Education strategy calls for overhauls
NTI, GN stand together in plan to make more Nunavummiut employable
Nunavut needs to overhaul its literacy, trades and adult basic education programs if many residents are to become part of the labour force, says the government’s new adult education strategy.
But for this to happen, the Government of Nunavut will need more money from the federal government, says Education Minister Ed Picco.
That’s a rallying point that NTI President Paul Kaludjak backs Picco on – despite disagreements between the government and NTI over other education matters, such as whether divisional boards of education should be brought back.
The strategy, authored by the department of education and NTI, is meant to overcome a troubling fact: three out of four students in Nunavut drop out of school.
And when these dropouts search for work, the biggest obstacle they face is not being able to read well enough.
To address this, the strategy proposes an aggressive public campaign to make Nunavut’s adult population more literate.
That would include encouraging government employees to take leave to improve their literacy skills – 60 per cent of GN workers cannot read or write at an adequate level for their jobs, a Nunavut Bureau of Statistics study has found.
The same study says 88 per cent of Inuit cannot read or write well enough to work in government.
This literacy push should put a heavy emphasis on Inuktitut and Inuinnaqtun, the strategy says. But given the severe shortage of Inuit teachers in the territory, this will be a challenge.
“We need to be more aggressive recruiting more Inuktutit-speaking teachers,” Picco said.
Low literacy rates are the main reason why Nunavut’s trades programs have failed to produce many graduates, the strategy says.
And trades have never been a government priority, compared to producing government workers and other professionals.
“Apprenticeship and trades training had for all intents and purposes been discouraged,” the strategy says. “As a result, there are only 108 registered apprentices in Nunavut, and the current programs are fragmented, erratically delivered, and funded on a one-time-only basis.”
The trades school in Rankin Inlet is a step in the right direction, the strategy says. But more can be done, such as revitalizing the registered apprenticeship program, to allow high school students to earn a high school diploma and apprentice at the same time.
More could also be done to help students who fail their entrance, or “access year,” to a trades program.
The strategy also recommends creating a mature high school graduation diploma, to replace the existing general equivalency diploma. Mature students obtaining the new diploma would be able to access Financial Assistance for Nunavut Students, or FANS, funding.
Adult basic education courses would be improved, with more night-school courses offered for employed adults who want to complete missing high school credits.
As well, the department of education would be restructured, with the formation of a new colleges and adult learning division.

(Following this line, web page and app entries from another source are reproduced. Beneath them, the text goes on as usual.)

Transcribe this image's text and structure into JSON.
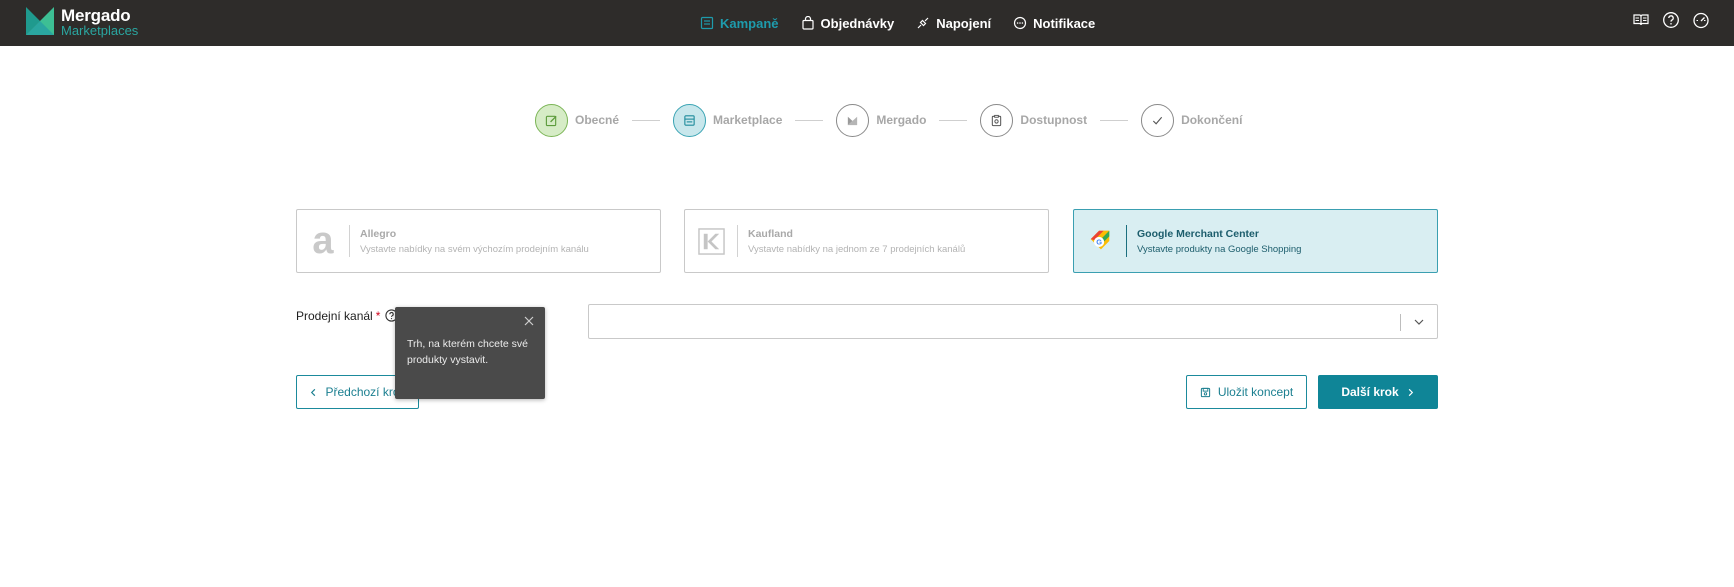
{
  "brand": {
    "name": "Mergado",
    "sub": "Marketplaces"
  },
  "nav": [
    {
      "label": "Kampaně",
      "icon": "campaign-icon"
    },
    {
      "label": "Objednávky",
      "icon": "bag-icon"
    },
    {
      "label": "Napojení",
      "icon": "plug-icon"
    },
    {
      "label": "Notifikace",
      "icon": "chat-icon"
    }
  ],
  "topicons": [
    "book-icon",
    "help-circle-icon",
    "dashboard-icon"
  ],
  "steps": [
    {
      "label": "Obecné",
      "state": "done"
    },
    {
      "label": "Marketplace",
      "state": "current"
    },
    {
      "label": "Mergado",
      "state": "todo"
    },
    {
      "label": "Dostupnost",
      "state": "todo"
    },
    {
      "label": "Dokončení",
      "state": "todo"
    }
  ],
  "cards": [
    {
      "title": "Allegro",
      "desc": "Vystavte nabídky na svém výchozím prodejním kanálu"
    },
    {
      "title": "Kaufland",
      "desc": "Vystavte nabídky na jednom ze 7 prodejních kanálů"
    },
    {
      "title": "Google Merchant Center",
      "desc": "Vystavte produkty na Google Shopping",
      "selected": true
    }
  ],
  "form": {
    "label": "Prodejní kanál",
    "required_mark": "*"
  },
  "tooltip": {
    "text": "Trh, na kterém chcete své produkty vystavit."
  },
  "buttons": {
    "prev": "Předchozí krok",
    "save": "Uložit koncept",
    "next": "Další krok"
  },
  "colors": {
    "accent": "#0f8597",
    "topbar": "#2e2c2a",
    "done": "#7bb556"
  }
}
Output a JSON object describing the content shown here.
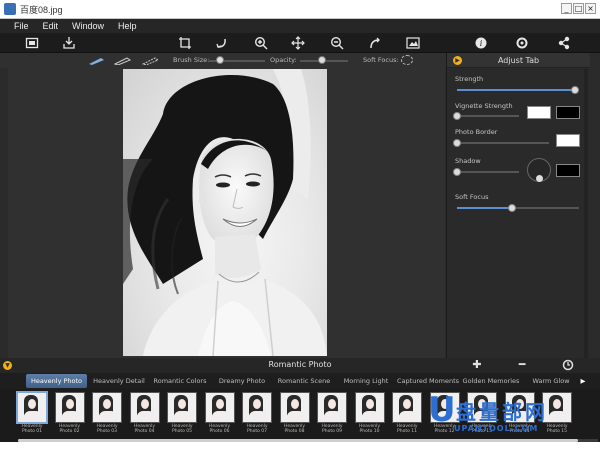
{
  "window": {
    "title": "百度08.jpg",
    "buttons": [
      "_",
      "□",
      "×"
    ]
  },
  "menu": [
    "File",
    "Edit",
    "Window",
    "Help"
  ],
  "toolbar_icons": [
    "fit-screen-icon",
    "save-icon",
    "crop-icon",
    "undo-icon",
    "zoom-in-icon",
    "pan-icon",
    "zoom-out-icon",
    "redo-icon",
    "compare-icon",
    "info-icon",
    "settings-icon",
    "share-icon"
  ],
  "brushbar": {
    "brush_size_label": "Brush Size:",
    "opacity_label": "Opacity:",
    "soft_focus_label": "Soft Focus:",
    "brush_size": 0.2,
    "opacity": 0.45
  },
  "adjust": {
    "title": "Adjust Tab",
    "strength_label": "Strength",
    "strength": 0.97,
    "vignette_label": "Vignette Strength",
    "vignette": 0.0,
    "vignette_colors": [
      "#ffffff",
      "#000000"
    ],
    "border_label": "Photo Border",
    "border": 0.0,
    "border_color": "#ffffff",
    "shadow_label": "Shadow",
    "shadow": 0.0,
    "shadow_color": "#000000",
    "soft_focus_label": "Soft Focus",
    "soft_focus": 0.45
  },
  "category": {
    "title": "Romantic Photo",
    "tabs": [
      "Heavenly Photo",
      "Heavenly Detail",
      "Romantic Colors",
      "Dreamy Photo",
      "Romantic Scene",
      "Morning Light",
      "Captured Moments",
      "Golden Memories",
      "Warm Glow"
    ],
    "active_tab": "Heavenly Photo"
  },
  "thumbnails": [
    {
      "top": "Heavenly",
      "bottom": "Photo 01"
    },
    {
      "top": "Heavenly",
      "bottom": "Photo 02"
    },
    {
      "top": "Heavenly",
      "bottom": "Photo 03"
    },
    {
      "top": "Heavenly",
      "bottom": "Photo 04"
    },
    {
      "top": "Heavenly",
      "bottom": "Photo 05"
    },
    {
      "top": "Heavenly",
      "bottom": "Photo 06"
    },
    {
      "top": "Heavenly",
      "bottom": "Photo 07"
    },
    {
      "top": "Heavenly",
      "bottom": "Photo 08"
    },
    {
      "top": "Heavenly",
      "bottom": "Photo 09"
    },
    {
      "top": "Heavenly",
      "bottom": "Photo 10"
    },
    {
      "top": "Heavenly",
      "bottom": "Photo 11"
    },
    {
      "top": "Heavenly",
      "bottom": "Photo 12"
    },
    {
      "top": "Heavenly",
      "bottom": "Photo 13"
    },
    {
      "top": "Heavenly",
      "bottom": "Photo 14"
    },
    {
      "top": "Heavenly",
      "bottom": "Photo 15"
    }
  ],
  "watermark": {
    "letter": "U",
    "text": "盘量部网",
    "url": "UPANTOOL.COM"
  }
}
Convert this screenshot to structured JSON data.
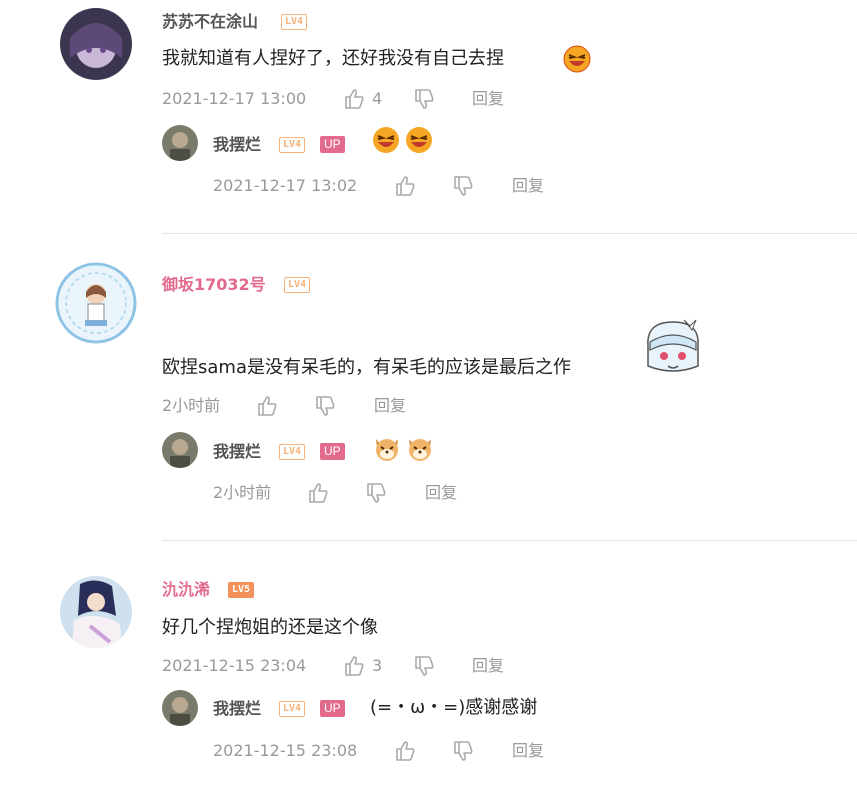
{
  "comments": [
    {
      "user": "苏苏不在涂山",
      "level": "LV4",
      "text": "我就知道有人捏好了，还好我没有自己去捏",
      "time": "2021-12-17 13:00",
      "likes": "4",
      "reply_label": "回复",
      "reply": {
        "user": "我摆烂",
        "level": "LV4",
        "badge": "UP",
        "text": "",
        "time": "2021-12-17 13:02",
        "reply_label": "回复"
      }
    },
    {
      "user": "御坂17032号",
      "level": "LV4",
      "text": "欧捏sama是没有呆毛的，有呆毛的应该是最后之作",
      "time": "2小时前",
      "likes": "",
      "reply_label": "回复",
      "reply": {
        "user": "我摆烂",
        "level": "LV4",
        "badge": "UP",
        "text": "",
        "time": "2小时前",
        "reply_label": "回复"
      }
    },
    {
      "user": "氿氿浠",
      "level": "LV5",
      "text": "好几个捏炮姐的还是这个像",
      "time": "2021-12-15 23:04",
      "likes": "3",
      "reply_label": "回复",
      "reply": {
        "user": "我摆烂",
        "level": "LV4",
        "badge": "UP",
        "text": "(=・ω・=)感谢感谢",
        "time": "2021-12-15 23:08",
        "reply_label": "回复"
      }
    }
  ]
}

The strategy borrows heavily from Thomas Berger’s report last fall to the federal government on the state of the implementation of the Nunavut land claims agreement.
And like the Berger report recommendations, Nunavut’s adult education strategy will require a lot of money to implement, although the strategy itself does not contain cost estimates.
NTI is presently suing the federal government for $1 billion for not implementing the Nunavut land claims agreement. A major point of disagreement between the two parties is whether the federal government is obliged to pay for needed improvements to the education system.
“The obligation has to be pushed forward,” Kaludjak said.